*** Records supplied Section Begins ***
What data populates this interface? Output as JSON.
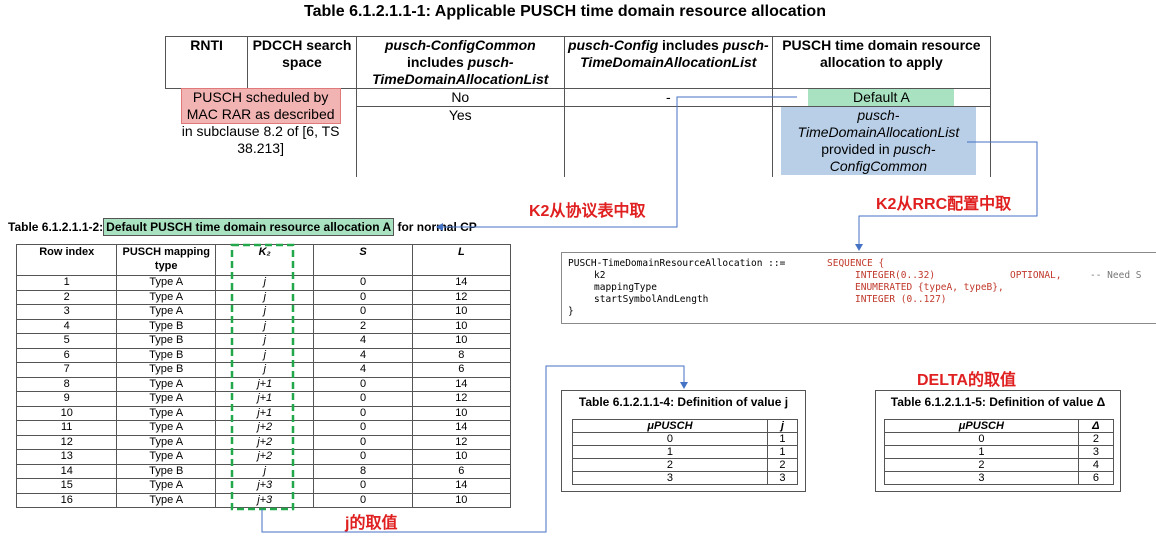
{
  "table1": {
    "title": "Table 6.1.2.1.1-1: Applicable PUSCH time domain resource allocation",
    "headers": {
      "rnti": "RNTI",
      "pdcch": "PDCCH search space",
      "common_a": "pusch-ConfigCommon",
      "common_b": "includes",
      "common_c": "pusch-TimeDomainAllocationList",
      "config_a": "pusch-Config",
      "config_b": "includes",
      "config_c": "pusch-TimeDomainAllocationList",
      "apply": "PUSCH time domain resource allocation to apply"
    },
    "row_label_hl": "PUSCH scheduled by MAC RAR as described",
    "row_label_rest": "in subclause 8.2 of [6, TS 38.213]",
    "row1": {
      "common": "No",
      "config": "-",
      "apply": "Default A"
    },
    "row2": {
      "common": "Yes",
      "apply_a": "pusch-TimeDomainAllocationList",
      "apply_b": "provided in",
      "apply_c": "pusch-ConfigCommon"
    }
  },
  "annotations": {
    "k2_table": "K2从协议表中取",
    "k2_rrc": "K2从RRC配置中取",
    "delta": "DELTA的取值",
    "j": "j的取值"
  },
  "table2": {
    "title_pre": "Table 6.1.2.1.1-2:",
    "title_hl": "Default PUSCH time domain resource allocation A",
    "title_post": "for normal CP",
    "headers": {
      "row": "Row index",
      "type": "PUSCH mapping type",
      "k2": "K₂",
      "s": "S",
      "l": "L"
    },
    "rows": [
      [
        "1",
        "Type A",
        "j",
        "0",
        "14"
      ],
      [
        "2",
        "Type A",
        "j",
        "0",
        "12"
      ],
      [
        "3",
        "Type A",
        "j",
        "0",
        "10"
      ],
      [
        "4",
        "Type B",
        "j",
        "2",
        "10"
      ],
      [
        "5",
        "Type B",
        "j",
        "4",
        "10"
      ],
      [
        "6",
        "Type B",
        "j",
        "4",
        "8"
      ],
      [
        "7",
        "Type B",
        "j",
        "4",
        "6"
      ],
      [
        "8",
        "Type A",
        "j+1",
        "0",
        "14"
      ],
      [
        "9",
        "Type A",
        "j+1",
        "0",
        "12"
      ],
      [
        "10",
        "Type A",
        "j+1",
        "0",
        "10"
      ],
      [
        "11",
        "Type A",
        "j+2",
        "0",
        "14"
      ],
      [
        "12",
        "Type A",
        "j+2",
        "0",
        "12"
      ],
      [
        "13",
        "Type A",
        "j+2",
        "0",
        "10"
      ],
      [
        "14",
        "Type B",
        "j",
        "8",
        "6"
      ],
      [
        "15",
        "Type A",
        "j+3",
        "0",
        "14"
      ],
      [
        "16",
        "Type A",
        "j+3",
        "0",
        "10"
      ]
    ]
  },
  "code": {
    "l1_a": "PUSCH-TimeDomainResourceAllocation ::=",
    "l1_b": "SEQUENCE {",
    "l2_a": "k2",
    "l2_b": "INTEGER(0..32)",
    "l2_c": "OPTIONAL,",
    "l2_d": "-- Need S",
    "l3_a": "mappingType",
    "l3_b": "ENUMERATED {typeA, typeB},",
    "l4_a": "startSymbolAndLength",
    "l4_b": "INTEGER (0..127)",
    "l5": "}"
  },
  "table4": {
    "title": "Table 6.1.2.1.1-4: Definition of value j",
    "h1": "μPUSCH",
    "h2": "j",
    "rows": [
      [
        "0",
        "1"
      ],
      [
        "1",
        "1"
      ],
      [
        "2",
        "2"
      ],
      [
        "3",
        "3"
      ]
    ]
  },
  "table5": {
    "title": "Table 6.1.2.1.1-5: Definition of value Δ",
    "h1": "μPUSCH",
    "h2": "Δ",
    "rows": [
      [
        "0",
        "2"
      ],
      [
        "1",
        "3"
      ],
      [
        "2",
        "4"
      ],
      [
        "3",
        "6"
      ]
    ]
  },
  "colors": {
    "pink": "#f2b3b3",
    "green": "#a9e2c0",
    "blue": "#b9cfe8",
    "red": "#e02020",
    "arrow": "#4472c4",
    "dash": "#22a84a"
  }
}
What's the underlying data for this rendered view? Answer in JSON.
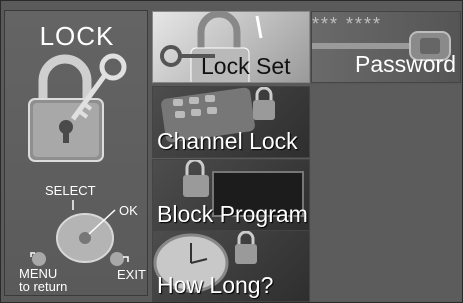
{
  "left_panel": {
    "title": "LOCK",
    "select_label": "SELECT",
    "ok_label": "OK",
    "menu_label": "MENU",
    "menu_sub_label": "to return",
    "exit_label": "EXIT"
  },
  "menu": {
    "items": [
      {
        "label": "Lock Set",
        "icon": "padlock-key-icon",
        "selected": true
      },
      {
        "label": "Channel Lock",
        "icon": "remote-padlock-icon",
        "selected": false
      },
      {
        "label": "Block Program",
        "icon": "tv-padlock-icon",
        "selected": false
      },
      {
        "label": "How Long?",
        "icon": "clock-padlock-icon",
        "selected": false
      }
    ]
  },
  "password_tile": {
    "stars": "*** ****",
    "label": "Password",
    "icon": "key-icon"
  },
  "colors": {
    "panel": "#5a5a5a",
    "tile_dark": "#2e2e2e",
    "tile_selected": "#d8d8d8"
  }
}
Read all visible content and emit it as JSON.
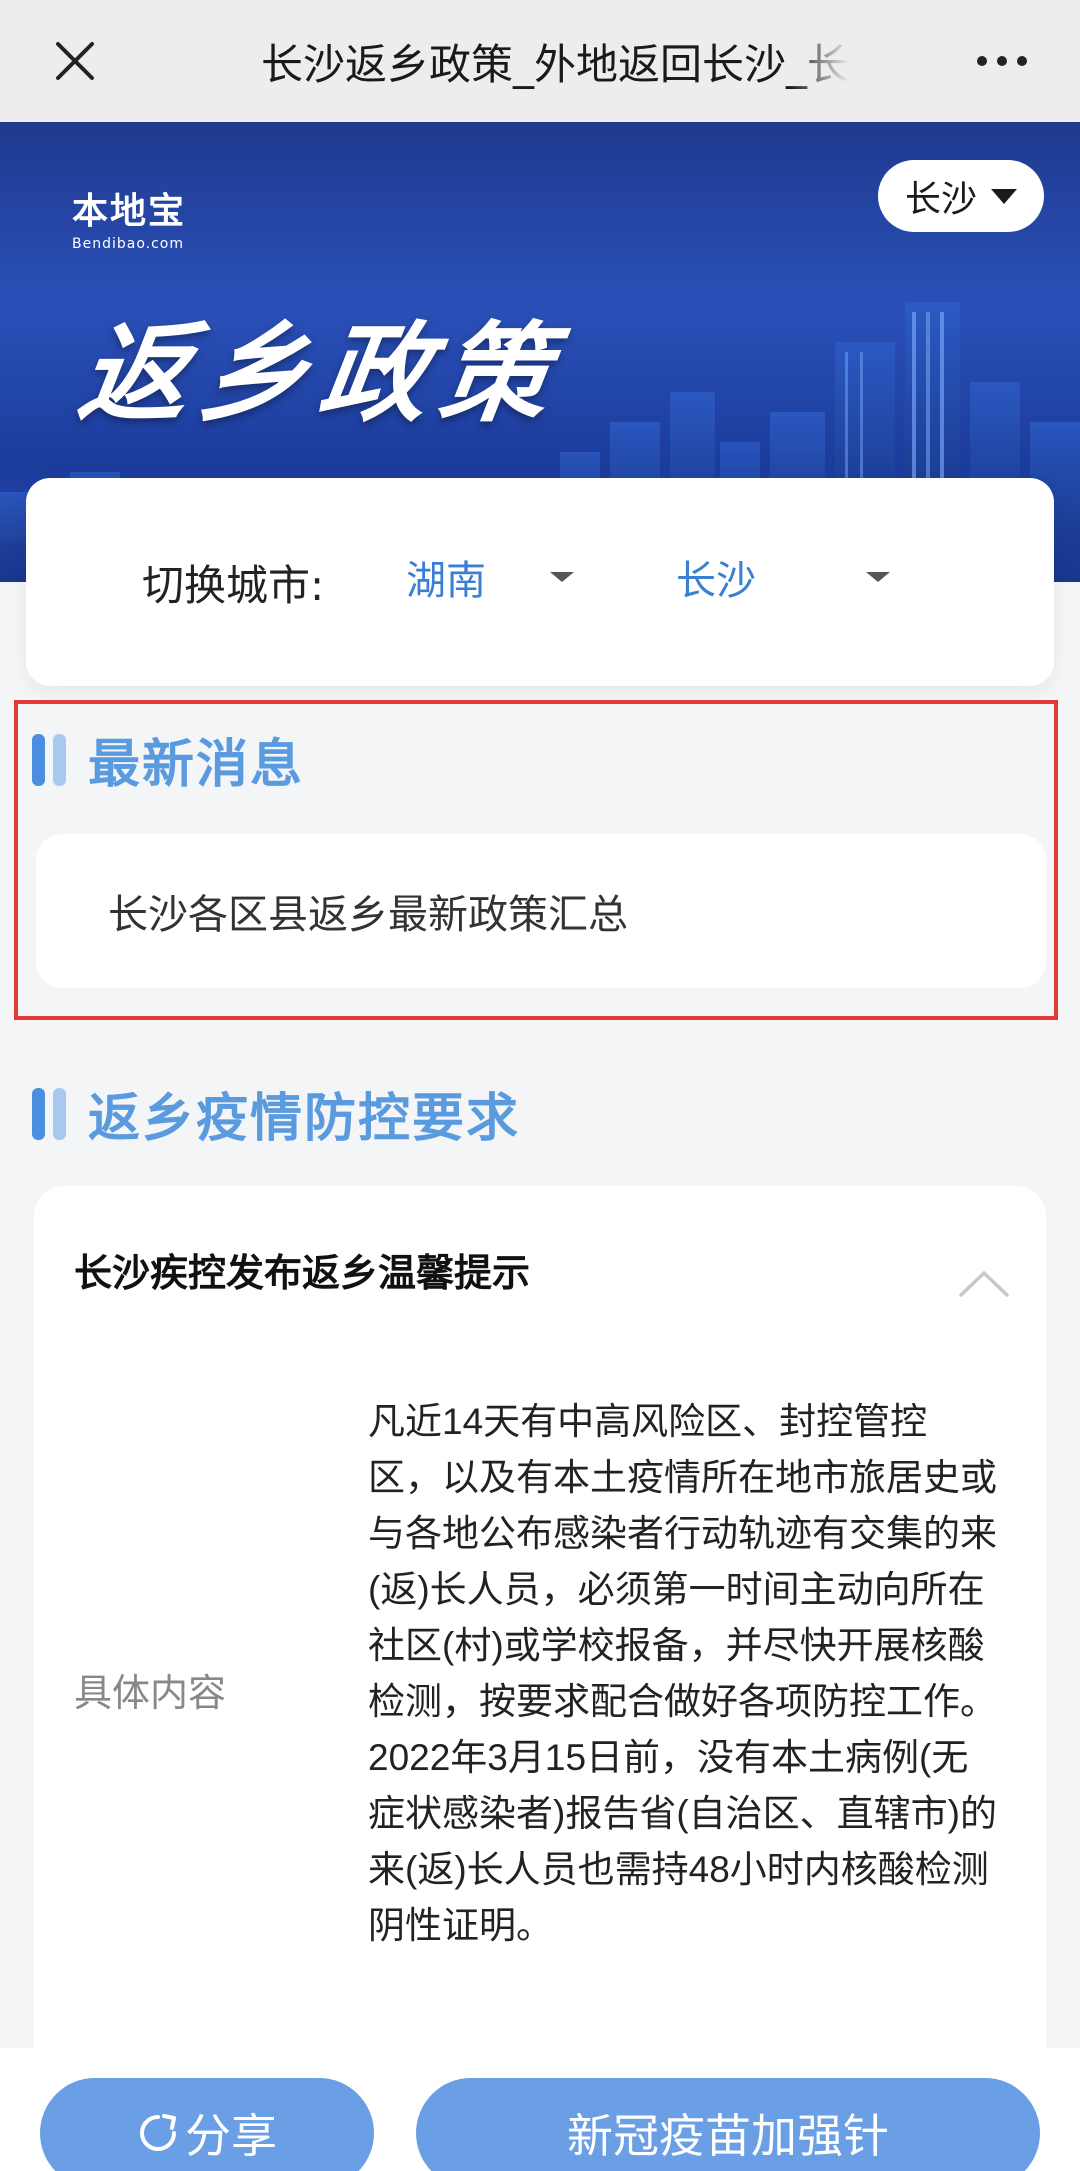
{
  "navbar": {
    "title": "长沙返乡政策_外地返回长沙_长"
  },
  "banner": {
    "logo_text": "本地宝",
    "logo_sub": "Bendibao.com",
    "title": "返乡政策",
    "city_pill": "长沙"
  },
  "switch_city": {
    "label": "切换城市:",
    "province": "湖南",
    "city": "长沙"
  },
  "latest": {
    "title": "最新消息",
    "item": "长沙各区县返乡最新政策汇总"
  },
  "requirements": {
    "title": "返乡疫情防控要求",
    "card_title": "长沙疾控发布返乡温馨提示",
    "detail_label": "具体内容",
    "detail_text": "凡近14天有中高风险区、封控管控区，以及有本土疫情所在地市旅居史或与各地公布感染者行动轨迹有交集的来(返)长人员，必须第一时间主动向所在社区(村)或学校报备，并尽快开展核酸检测，按要求配合做好各项防控工作。 2022年3月15日前，没有本土病例(无症状感染者)报告省(自治区、直辖市)的来(返)长人员也需持48小时内核酸检测阴性证明。"
  },
  "bottom": {
    "share_label": "分享",
    "booster_label": "新冠疫苗加强针"
  },
  "colors": {
    "accent": "#5a9be0",
    "button": "#6a9fe6",
    "highlight": "#e53935",
    "banner": "#2a50b8"
  }
}
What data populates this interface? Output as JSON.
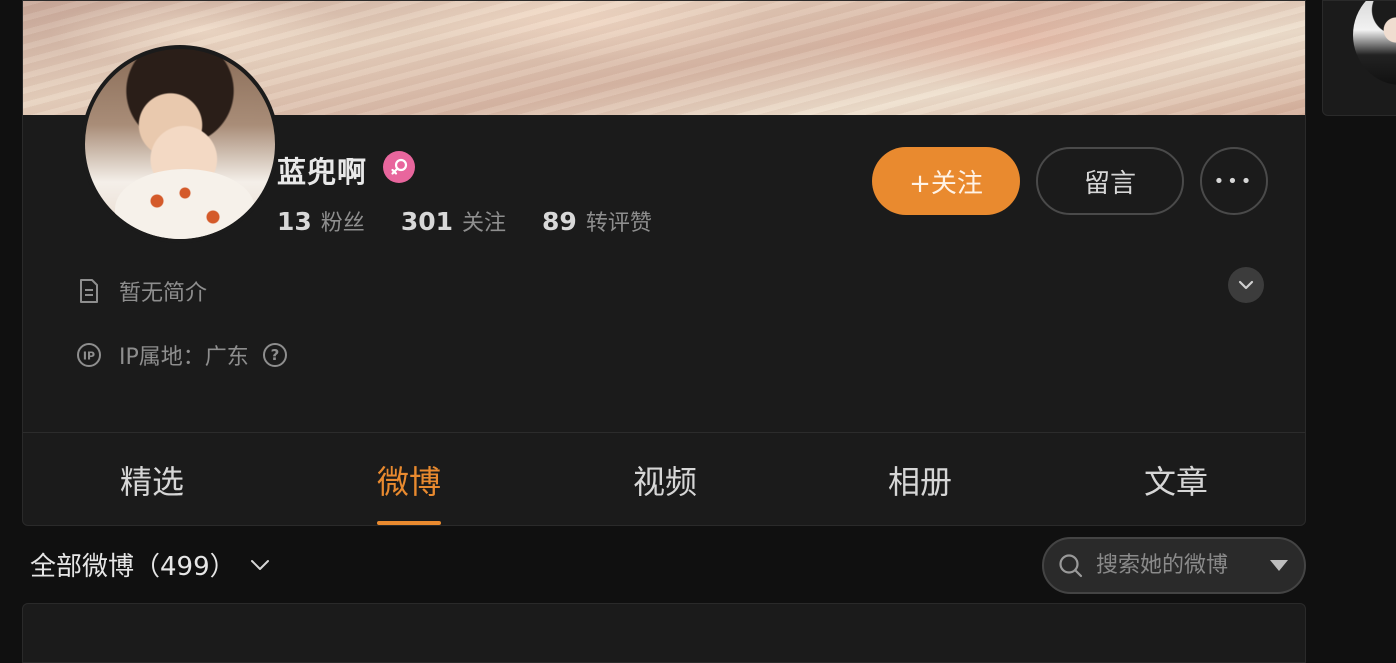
{
  "profile": {
    "name": "蓝兜啊",
    "gender": "female",
    "avatar": "profile-photo",
    "stats": [
      {
        "num": "13",
        "label": "粉丝"
      },
      {
        "num": "301",
        "label": "关注"
      },
      {
        "num": "89",
        "label": "转评赞"
      }
    ],
    "bio": "暂无简介",
    "ip": "IP属地：广东"
  },
  "actions": {
    "follow_label": "+关注",
    "message_label": "留言",
    "more_label": "•••"
  },
  "tabs": [
    {
      "label": "精选",
      "active": false
    },
    {
      "label": "微博",
      "active": true
    },
    {
      "label": "视频",
      "active": false
    },
    {
      "label": "相册",
      "active": false
    },
    {
      "label": "文章",
      "active": false
    }
  ],
  "feed": {
    "filter_label": "全部微博（499）"
  },
  "search": {
    "placeholder": "搜索她的微博"
  },
  "colors": {
    "accent": "#e98a2f",
    "female_badge": "#e8669d",
    "background": "#101010",
    "card": "#1b1b1b"
  }
}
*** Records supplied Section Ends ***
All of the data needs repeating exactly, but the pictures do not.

▸ **Task solution**:
What data populates this interface? Output as JSON.
{
  "table1": {
    "title": "Table 6.1.2.1.1-1: Applicable PUSCH time domain resource allocation",
    "headers": {
      "rnti": "RNTI",
      "pdcch": "PDCCH search space",
      "common_a": "pusch-ConfigCommon",
      "common_b": "includes",
      "common_c": "pusch-TimeDomainAllocationList",
      "config_a": "pusch-Config",
      "config_b": "includes",
      "config_c": "pusch-TimeDomainAllocationList",
      "apply": "PUSCH time domain resource allocation to apply"
    },
    "row_label_hl": "PUSCH scheduled by MAC RAR as described",
    "row_label_rest": "in subclause 8.2 of [6, TS 38.213]",
    "row1": {
      "common": "No",
      "config": "-",
      "apply": "Default A"
    },
    "row2": {
      "common": "Yes",
      "apply_a": "pusch-TimeDomainAllocationList",
      "apply_b": "provided in",
      "apply_c": "pusch-ConfigCommon"
    }
  },
  "annotations": {
    "k2_table": "K2从协议表中取",
    "k2_rrc": "K2从RRC配置中取",
    "delta": "DELTA的取值",
    "j": "j的取值"
  },
  "table2": {
    "title_pre": "Table 6.1.2.1.1-2:",
    "title_hl": "Default PUSCH time domain resource allocation A",
    "title_post": "for normal CP",
    "headers": {
      "row": "Row index",
      "type": "PUSCH mapping type",
      "k2": "K₂",
      "s": "S",
      "l": "L"
    },
    "rows": [
      [
        "1",
        "Type A",
        "j",
        "0",
        "14"
      ],
      [
        "2",
        "Type A",
        "j",
        "0",
        "12"
      ],
      [
        "3",
        "Type A",
        "j",
        "0",
        "10"
      ],
      [
        "4",
        "Type B",
        "j",
        "2",
        "10"
      ],
      [
        "5",
        "Type B",
        "j",
        "4",
        "10"
      ],
      [
        "6",
        "Type B",
        "j",
        "4",
        "8"
      ],
      [
        "7",
        "Type B",
        "j",
        "4",
        "6"
      ],
      [
        "8",
        "Type A",
        "j+1",
        "0",
        "14"
      ],
      [
        "9",
        "Type A",
        "j+1",
        "0",
        "12"
      ],
      [
        "10",
        "Type A",
        "j+1",
        "0",
        "10"
      ],
      [
        "11",
        "Type A",
        "j+2",
        "0",
        "14"
      ],
      [
        "12",
        "Type A",
        "j+2",
        "0",
        "12"
      ],
      [
        "13",
        "Type A",
        "j+2",
        "0",
        "10"
      ],
      [
        "14",
        "Type B",
        "j",
        "8",
        "6"
      ],
      [
        "15",
        "Type A",
        "j+3",
        "0",
        "14"
      ],
      [
        "16",
        "Type A",
        "j+3",
        "0",
        "10"
      ]
    ]
  },
  "code": {
    "l1_a": "PUSCH-TimeDomainResourceAllocation ::=",
    "l1_b": "SEQUENCE {",
    "l2_a": "k2",
    "l2_b": "INTEGER(0..32)",
    "l2_c": "OPTIONAL,",
    "l2_d": "-- Need S",
    "l3_a": "mappingType",
    "l3_b": "ENUMERATED {typeA, typeB},",
    "l4_a": "startSymbolAndLength",
    "l4_b": "INTEGER (0..127)",
    "l5": "}"
  },
  "table4": {
    "title": "Table 6.1.2.1.1-4: Definition of value j",
    "h1": "μPUSCH",
    "h2": "j",
    "rows": [
      [
        "0",
        "1"
      ],
      [
        "1",
        "1"
      ],
      [
        "2",
        "2"
      ],
      [
        "3",
        "3"
      ]
    ]
  },
  "table5": {
    "title": "Table 6.1.2.1.1-5: Definition of value Δ",
    "h1": "μPUSCH",
    "h2": "Δ",
    "rows": [
      [
        "0",
        "2"
      ],
      [
        "1",
        "3"
      ],
      [
        "2",
        "4"
      ],
      [
        "3",
        "6"
      ]
    ]
  },
  "colors": {
    "pink": "#f2b3b3",
    "green": "#a9e2c0",
    "blue": "#b9cfe8",
    "red": "#e02020",
    "arrow": "#4472c4",
    "dash": "#22a84a"
  }
}
What's the underlying data for this rendered view? Answer in JSON.
{
  "left_panel": {
    "title": "LOCK",
    "select_label": "SELECT",
    "ok_label": "OK",
    "menu_label": "MENU",
    "menu_sub_label": "to return",
    "exit_label": "EXIT"
  },
  "menu": {
    "items": [
      {
        "label": "Lock Set",
        "icon": "padlock-key-icon",
        "selected": true
      },
      {
        "label": "Channel Lock",
        "icon": "remote-padlock-icon",
        "selected": false
      },
      {
        "label": "Block Program",
        "icon": "tv-padlock-icon",
        "selected": false
      },
      {
        "label": "How Long?",
        "icon": "clock-padlock-icon",
        "selected": false
      }
    ]
  },
  "password_tile": {
    "stars": "*** ****",
    "label": "Password",
    "icon": "key-icon"
  },
  "colors": {
    "panel": "#5a5a5a",
    "tile_dark": "#2e2e2e",
    "tile_selected": "#d8d8d8"
  }
}
Read all visible content and emit it as JSON.
{
  "navbar": {
    "title": "长沙返乡政策_外地返回长沙_长"
  },
  "banner": {
    "logo_text": "本地宝",
    "logo_sub": "Bendibao.com",
    "title": "返乡政策",
    "city_pill": "长沙"
  },
  "switch_city": {
    "label": "切换城市:",
    "province": "湖南",
    "city": "长沙"
  },
  "latest": {
    "title": "最新消息",
    "item": "长沙各区县返乡最新政策汇总"
  },
  "requirements": {
    "title": "返乡疫情防控要求",
    "card_title": "长沙疾控发布返乡温馨提示",
    "detail_label": "具体内容",
    "detail_text": "凡近14天有中高风险区、封控管控区，以及有本土疫情所在地市旅居史或与各地公布感染者行动轨迹有交集的来(返)长人员，必须第一时间主动向所在社区(村)或学校报备，并尽快开展核酸检测，按要求配合做好各项防控工作。 2022年3月15日前，没有本土病例(无症状感染者)报告省(自治区、直辖市)的来(返)长人员也需持48小时内核酸检测阴性证明。"
  },
  "bottom": {
    "share_label": "分享",
    "booster_label": "新冠疫苗加强针"
  },
  "colors": {
    "accent": "#5a9be0",
    "button": "#6a9fe6",
    "highlight": "#e53935",
    "banner": "#2a50b8"
  }
}
What data populates this interface? Output as JSON.
{
  "profile": {
    "name": "蓝兜啊",
    "gender": "female",
    "avatar": "profile-photo",
    "stats": [
      {
        "num": "13",
        "label": "粉丝"
      },
      {
        "num": "301",
        "label": "关注"
      },
      {
        "num": "89",
        "label": "转评赞"
      }
    ],
    "bio": "暂无简介",
    "ip": "IP属地：广东"
  },
  "actions": {
    "follow_label": "+关注",
    "message_label": "留言",
    "more_label": "•••"
  },
  "tabs": [
    {
      "label": "精选",
      "active": false
    },
    {
      "label": "微博",
      "active": true
    },
    {
      "label": "视频",
      "active": false
    },
    {
      "label": "相册",
      "active": false
    },
    {
      "label": "文章",
      "active": false
    }
  ],
  "feed": {
    "filter_label": "全部微博（499）"
  },
  "search": {
    "placeholder": "搜索她的微博"
  },
  "colors": {
    "accent": "#e98a2f",
    "female_badge": "#e8669d",
    "background": "#101010",
    "card": "#1b1b1b"
  }
}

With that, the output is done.